You can build your own mini Maglev train and track, with a few simple materials and construction. We have outlined some steps and supplies below, however, this method differs from the Maglev train technology. Read on, and see if you can guess how this design is different.
- Self adhesive magnets or rectangular block magnets (at least 4)
- Wooden board or cardboard for a base
- Strips of Plexiglass for guide rail
- Styrofoam or wood for train
- Ruler or tape measure
- First, you need to build your track. To do this, lay out your base on a flat surface and glue on plexiglass or clear plastic strips to create guide rails. Make sure to measure these before gluing. They need to be barely wider than the width of your block.
- Mark the north and south poles of the magnets with your black marker. Glue down two of your magnets with the same pole facing up. They should have a space in between and be parallel to each other, like actual tracks.
- Then take your styrofoam or wooden block that serves as your train. Glue magnets to the bottom of your train. It is extremely important to mark these magnet poles and place the same pole up as the train track. Magnets repel against alike poles and it causes the levitation. For example, if North is facing up on your track, then the south pole should be glued to your block, while the North pole is outward.
- Now, you can test out your train on the track. Place your train above the magnets, using the rails to guide it. You can adjust the levitation of the train by using a heavier train material. For instance, using a heavier wooden block may be better with stronger neodymium magnets.
Now that you have tested out your magnetic levitation train, did you guess how this mini Maglev train is different from an actual Maglev? Instead of using the Meissner effect and superconductors, we used the repelling magnetic fields of permanent magnets.
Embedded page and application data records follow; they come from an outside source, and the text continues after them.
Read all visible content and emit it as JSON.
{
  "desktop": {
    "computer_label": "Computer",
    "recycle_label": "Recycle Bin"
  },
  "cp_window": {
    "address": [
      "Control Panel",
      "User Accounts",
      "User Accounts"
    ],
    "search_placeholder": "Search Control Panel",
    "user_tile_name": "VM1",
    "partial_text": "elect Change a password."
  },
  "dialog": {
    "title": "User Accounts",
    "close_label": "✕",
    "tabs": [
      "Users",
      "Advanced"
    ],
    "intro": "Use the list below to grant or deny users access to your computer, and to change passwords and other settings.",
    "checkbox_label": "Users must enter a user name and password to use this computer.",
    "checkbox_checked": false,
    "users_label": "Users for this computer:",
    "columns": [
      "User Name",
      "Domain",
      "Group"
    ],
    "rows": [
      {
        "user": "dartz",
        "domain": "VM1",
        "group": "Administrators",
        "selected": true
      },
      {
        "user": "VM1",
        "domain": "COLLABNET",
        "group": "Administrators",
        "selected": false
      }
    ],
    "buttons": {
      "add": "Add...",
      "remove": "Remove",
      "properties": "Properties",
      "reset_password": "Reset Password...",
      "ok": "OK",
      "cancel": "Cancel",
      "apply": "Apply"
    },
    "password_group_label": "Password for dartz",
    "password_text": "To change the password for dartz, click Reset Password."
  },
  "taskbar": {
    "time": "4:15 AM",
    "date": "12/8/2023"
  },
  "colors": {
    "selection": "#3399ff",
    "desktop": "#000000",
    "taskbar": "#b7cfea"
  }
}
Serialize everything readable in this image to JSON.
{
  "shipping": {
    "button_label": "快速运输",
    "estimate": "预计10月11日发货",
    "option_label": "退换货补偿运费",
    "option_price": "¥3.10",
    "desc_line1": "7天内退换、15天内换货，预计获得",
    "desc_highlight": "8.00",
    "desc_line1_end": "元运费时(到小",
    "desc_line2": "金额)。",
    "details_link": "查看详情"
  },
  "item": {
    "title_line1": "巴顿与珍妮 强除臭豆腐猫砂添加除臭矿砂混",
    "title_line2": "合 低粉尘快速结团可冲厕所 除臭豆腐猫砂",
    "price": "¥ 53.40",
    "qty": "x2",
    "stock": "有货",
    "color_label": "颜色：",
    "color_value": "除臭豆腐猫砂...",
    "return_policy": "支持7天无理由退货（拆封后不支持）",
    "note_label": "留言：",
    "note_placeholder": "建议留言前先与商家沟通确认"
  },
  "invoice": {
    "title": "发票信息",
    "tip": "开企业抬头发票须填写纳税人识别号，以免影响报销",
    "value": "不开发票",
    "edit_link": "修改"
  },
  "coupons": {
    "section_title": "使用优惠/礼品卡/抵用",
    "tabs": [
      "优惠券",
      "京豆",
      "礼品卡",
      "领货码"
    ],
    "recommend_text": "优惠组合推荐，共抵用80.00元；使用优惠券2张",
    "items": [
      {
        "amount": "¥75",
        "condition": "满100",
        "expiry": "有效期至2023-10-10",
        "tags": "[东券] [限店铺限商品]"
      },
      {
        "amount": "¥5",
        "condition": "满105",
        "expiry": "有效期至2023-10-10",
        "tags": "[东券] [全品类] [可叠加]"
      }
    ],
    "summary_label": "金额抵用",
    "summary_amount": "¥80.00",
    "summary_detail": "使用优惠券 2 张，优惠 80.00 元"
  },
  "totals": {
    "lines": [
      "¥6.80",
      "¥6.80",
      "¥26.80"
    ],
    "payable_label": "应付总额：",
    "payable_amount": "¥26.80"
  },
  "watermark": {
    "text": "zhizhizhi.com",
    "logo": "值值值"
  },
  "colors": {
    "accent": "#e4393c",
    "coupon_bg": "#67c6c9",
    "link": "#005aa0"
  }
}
We didn’t cool anything or need electromagnetism, which is why this train is a little different. However, with some tweaks and more advanced construction, you could create a mini Maglev train based on the Meissner effect and electromagnetism.